How Much Does Replacing a Car Starter Cost?
Many variables come into play when figuring out how much you’re going to spend to replace the starter. The easiest way to break it down is to look at two different scenarios. First, you’re handy with a wrench and can replace it yourself. Second, you have to take it into a shop.
DIY: Most newer vehicles rule out anything DIY—that seems to be how the industry is going. But if you have an older car, you can get a new starter for $50–$350 on average. Whether the starter is new or rebuilt will affect this price.
Mechanic: The first thing to do if you’re taking it into a mechanic is do some research. Make sure you take it to a reputable mechanic, so you know you’re getting a fair price on the installation. In addition to the price of the starter, you can expect to pay anywhere from $150–$1,100 in labor costs.
Two things determine this massive spread in price in conjunction with each other:
Budgeting for Additional Costs
In a perfect world, you replace the starter, and that’s the end. However, some things could contribute to a failing starter. Your starter won’t just blow up. But if other potential problems aren’t addressed, you could be replacing your starter again prematurely.
There’s no way to predict exactly what these things will cost but knowing about them can help you prepare for the possibility of extra costs involved.
How Often Does a Car Starter Need to be Replaced?
Typically, a starter will last for around 80,000 starts. The number of starts can vary depending on your climate and how you take care of the starter. That’s a considerable number, but who cares about a meaningless number?
Put it into perspective. Let’s say you only use your vehicle to and from work, and you don’t take any vacations. That’s 520 starts per year!
In reality, you’re going to start your vehicle more than twice a day. Still, following this logic, we could assume we would never have to replace a starter. Unfortunately, we don’t live in a perfect world, and starters need to be replaced eventually. However, if you have a new vehicle or you’ve recently replaced it, you won’t have to worry about it for a long time.

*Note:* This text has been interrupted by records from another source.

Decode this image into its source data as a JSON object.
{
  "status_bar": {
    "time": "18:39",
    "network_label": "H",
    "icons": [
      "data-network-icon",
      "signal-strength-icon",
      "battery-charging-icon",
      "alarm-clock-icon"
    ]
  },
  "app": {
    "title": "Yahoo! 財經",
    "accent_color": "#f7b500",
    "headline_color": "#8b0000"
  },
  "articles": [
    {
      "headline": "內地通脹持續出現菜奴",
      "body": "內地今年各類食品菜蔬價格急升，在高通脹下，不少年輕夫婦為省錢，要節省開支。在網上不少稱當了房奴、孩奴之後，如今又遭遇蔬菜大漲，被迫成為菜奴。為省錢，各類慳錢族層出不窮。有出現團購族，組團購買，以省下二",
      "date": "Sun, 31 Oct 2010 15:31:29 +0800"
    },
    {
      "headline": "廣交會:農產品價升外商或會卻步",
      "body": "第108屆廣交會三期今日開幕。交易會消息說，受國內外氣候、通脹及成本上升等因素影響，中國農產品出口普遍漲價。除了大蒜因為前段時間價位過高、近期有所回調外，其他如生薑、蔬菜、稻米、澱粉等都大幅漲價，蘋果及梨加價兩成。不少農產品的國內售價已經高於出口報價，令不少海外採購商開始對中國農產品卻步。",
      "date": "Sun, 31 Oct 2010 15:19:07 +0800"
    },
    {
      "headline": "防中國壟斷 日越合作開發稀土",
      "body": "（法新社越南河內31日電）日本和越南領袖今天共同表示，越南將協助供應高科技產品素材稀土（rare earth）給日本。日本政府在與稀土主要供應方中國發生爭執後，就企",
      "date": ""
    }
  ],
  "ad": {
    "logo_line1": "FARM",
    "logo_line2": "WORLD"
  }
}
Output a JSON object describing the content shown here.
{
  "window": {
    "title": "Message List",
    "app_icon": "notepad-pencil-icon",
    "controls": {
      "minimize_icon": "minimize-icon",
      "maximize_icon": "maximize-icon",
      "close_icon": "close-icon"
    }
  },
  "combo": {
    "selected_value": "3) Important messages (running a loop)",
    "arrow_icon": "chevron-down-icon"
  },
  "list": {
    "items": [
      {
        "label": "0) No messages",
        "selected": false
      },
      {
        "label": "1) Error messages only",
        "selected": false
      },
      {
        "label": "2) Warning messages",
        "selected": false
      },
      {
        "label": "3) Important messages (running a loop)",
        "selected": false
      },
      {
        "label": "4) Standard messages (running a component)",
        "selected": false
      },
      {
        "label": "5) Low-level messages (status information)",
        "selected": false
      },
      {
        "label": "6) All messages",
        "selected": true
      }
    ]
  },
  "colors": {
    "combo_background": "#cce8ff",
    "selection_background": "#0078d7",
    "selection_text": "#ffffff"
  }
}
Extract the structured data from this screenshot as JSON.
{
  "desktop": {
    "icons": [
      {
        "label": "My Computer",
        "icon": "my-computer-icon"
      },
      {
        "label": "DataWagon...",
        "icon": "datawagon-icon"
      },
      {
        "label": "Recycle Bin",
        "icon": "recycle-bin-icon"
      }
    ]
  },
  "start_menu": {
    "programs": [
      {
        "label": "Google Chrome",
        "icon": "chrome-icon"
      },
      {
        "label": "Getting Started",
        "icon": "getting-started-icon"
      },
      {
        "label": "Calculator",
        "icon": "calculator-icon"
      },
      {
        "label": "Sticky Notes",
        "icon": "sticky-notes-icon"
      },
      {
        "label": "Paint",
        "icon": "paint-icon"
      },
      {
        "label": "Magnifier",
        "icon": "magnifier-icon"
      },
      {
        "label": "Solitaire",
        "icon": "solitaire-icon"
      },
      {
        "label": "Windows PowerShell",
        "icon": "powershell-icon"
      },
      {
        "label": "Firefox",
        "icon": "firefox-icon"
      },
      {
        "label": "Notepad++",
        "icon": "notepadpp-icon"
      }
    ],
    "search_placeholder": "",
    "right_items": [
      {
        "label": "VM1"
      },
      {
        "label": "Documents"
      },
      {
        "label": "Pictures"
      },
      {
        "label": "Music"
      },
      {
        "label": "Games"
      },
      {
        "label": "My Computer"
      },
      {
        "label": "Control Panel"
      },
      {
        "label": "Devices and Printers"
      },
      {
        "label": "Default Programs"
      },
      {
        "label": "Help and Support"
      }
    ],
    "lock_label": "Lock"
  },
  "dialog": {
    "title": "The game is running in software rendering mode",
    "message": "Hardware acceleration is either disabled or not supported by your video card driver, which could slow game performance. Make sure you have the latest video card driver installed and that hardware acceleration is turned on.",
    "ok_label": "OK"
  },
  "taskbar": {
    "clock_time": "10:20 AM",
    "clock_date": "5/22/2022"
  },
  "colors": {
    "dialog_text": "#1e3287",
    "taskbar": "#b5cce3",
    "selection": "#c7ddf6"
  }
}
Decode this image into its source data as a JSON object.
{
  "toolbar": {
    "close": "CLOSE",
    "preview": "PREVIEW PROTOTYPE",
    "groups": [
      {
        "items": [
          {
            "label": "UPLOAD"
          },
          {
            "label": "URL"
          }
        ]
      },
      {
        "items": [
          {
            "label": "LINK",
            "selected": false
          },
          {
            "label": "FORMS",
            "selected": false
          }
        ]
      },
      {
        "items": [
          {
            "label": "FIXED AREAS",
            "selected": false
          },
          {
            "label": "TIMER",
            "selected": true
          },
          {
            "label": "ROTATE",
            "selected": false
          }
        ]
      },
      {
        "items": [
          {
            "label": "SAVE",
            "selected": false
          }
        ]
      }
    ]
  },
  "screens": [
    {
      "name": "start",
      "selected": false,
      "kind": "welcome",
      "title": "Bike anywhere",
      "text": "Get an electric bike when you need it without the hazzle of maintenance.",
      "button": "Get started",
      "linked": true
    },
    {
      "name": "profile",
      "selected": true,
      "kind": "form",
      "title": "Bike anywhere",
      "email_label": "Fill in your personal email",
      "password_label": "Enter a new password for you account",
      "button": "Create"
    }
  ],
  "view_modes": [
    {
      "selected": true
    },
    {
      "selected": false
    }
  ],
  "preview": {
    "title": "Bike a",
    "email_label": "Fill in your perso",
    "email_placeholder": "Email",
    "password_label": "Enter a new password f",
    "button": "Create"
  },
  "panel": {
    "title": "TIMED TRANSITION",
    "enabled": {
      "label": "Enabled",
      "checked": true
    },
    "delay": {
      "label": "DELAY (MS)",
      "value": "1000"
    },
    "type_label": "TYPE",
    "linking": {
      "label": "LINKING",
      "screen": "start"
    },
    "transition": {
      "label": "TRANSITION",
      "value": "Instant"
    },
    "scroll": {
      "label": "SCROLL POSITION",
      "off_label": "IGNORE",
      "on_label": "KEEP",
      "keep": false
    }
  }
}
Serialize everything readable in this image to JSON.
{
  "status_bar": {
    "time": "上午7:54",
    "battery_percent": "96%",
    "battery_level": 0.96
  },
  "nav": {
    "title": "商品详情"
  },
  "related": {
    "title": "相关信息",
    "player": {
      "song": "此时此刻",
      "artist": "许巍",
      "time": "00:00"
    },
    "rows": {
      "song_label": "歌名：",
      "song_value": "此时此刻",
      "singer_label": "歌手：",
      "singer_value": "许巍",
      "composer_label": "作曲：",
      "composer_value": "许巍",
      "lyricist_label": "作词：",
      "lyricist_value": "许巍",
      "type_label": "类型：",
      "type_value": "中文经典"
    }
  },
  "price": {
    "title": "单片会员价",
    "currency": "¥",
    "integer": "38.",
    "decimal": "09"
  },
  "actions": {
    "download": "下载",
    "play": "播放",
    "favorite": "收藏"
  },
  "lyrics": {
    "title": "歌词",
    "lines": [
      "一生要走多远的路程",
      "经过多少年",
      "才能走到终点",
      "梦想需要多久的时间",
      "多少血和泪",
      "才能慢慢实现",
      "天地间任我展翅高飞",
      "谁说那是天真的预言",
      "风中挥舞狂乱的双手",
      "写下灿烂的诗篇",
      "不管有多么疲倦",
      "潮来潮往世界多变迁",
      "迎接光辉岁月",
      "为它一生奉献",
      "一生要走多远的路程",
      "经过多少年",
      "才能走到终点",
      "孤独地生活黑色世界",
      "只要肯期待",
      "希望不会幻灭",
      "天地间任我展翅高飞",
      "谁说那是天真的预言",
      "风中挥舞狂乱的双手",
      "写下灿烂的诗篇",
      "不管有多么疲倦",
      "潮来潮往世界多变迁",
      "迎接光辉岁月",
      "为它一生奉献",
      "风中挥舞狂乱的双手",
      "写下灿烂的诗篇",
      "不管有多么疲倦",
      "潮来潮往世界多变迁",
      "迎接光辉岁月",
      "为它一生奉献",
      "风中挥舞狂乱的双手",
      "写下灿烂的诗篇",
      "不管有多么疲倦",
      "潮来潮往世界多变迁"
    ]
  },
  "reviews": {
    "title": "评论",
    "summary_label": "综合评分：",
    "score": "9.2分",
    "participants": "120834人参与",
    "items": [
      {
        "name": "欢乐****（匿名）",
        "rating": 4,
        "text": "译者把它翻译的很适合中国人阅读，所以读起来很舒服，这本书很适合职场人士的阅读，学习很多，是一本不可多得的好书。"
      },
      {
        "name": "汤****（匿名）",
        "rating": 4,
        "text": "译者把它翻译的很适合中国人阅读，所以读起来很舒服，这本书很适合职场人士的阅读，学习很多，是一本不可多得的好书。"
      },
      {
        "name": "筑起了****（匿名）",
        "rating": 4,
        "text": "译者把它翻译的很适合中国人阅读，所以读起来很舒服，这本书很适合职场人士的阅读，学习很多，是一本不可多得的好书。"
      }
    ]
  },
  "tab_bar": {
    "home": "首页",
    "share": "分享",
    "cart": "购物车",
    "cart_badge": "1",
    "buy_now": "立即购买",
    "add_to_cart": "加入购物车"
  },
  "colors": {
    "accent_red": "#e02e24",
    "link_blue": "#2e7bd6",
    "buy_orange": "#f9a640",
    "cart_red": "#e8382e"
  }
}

Related Read: What Is the Cost to Replace an Alternator?
For some reason, vehicle repairs tend to give a lot of anxiety to some people. And while there are times when costly repairs are necessary, replacing a starter is not typically a bank account-breaker. The spread in average costs for a mechanic to replace the starter stresses the importance of doing your research. Any reputable shop will be willing to provide you with a quote, so you know what to expect.
Featured Image Credit: kanemme6, Shutterstock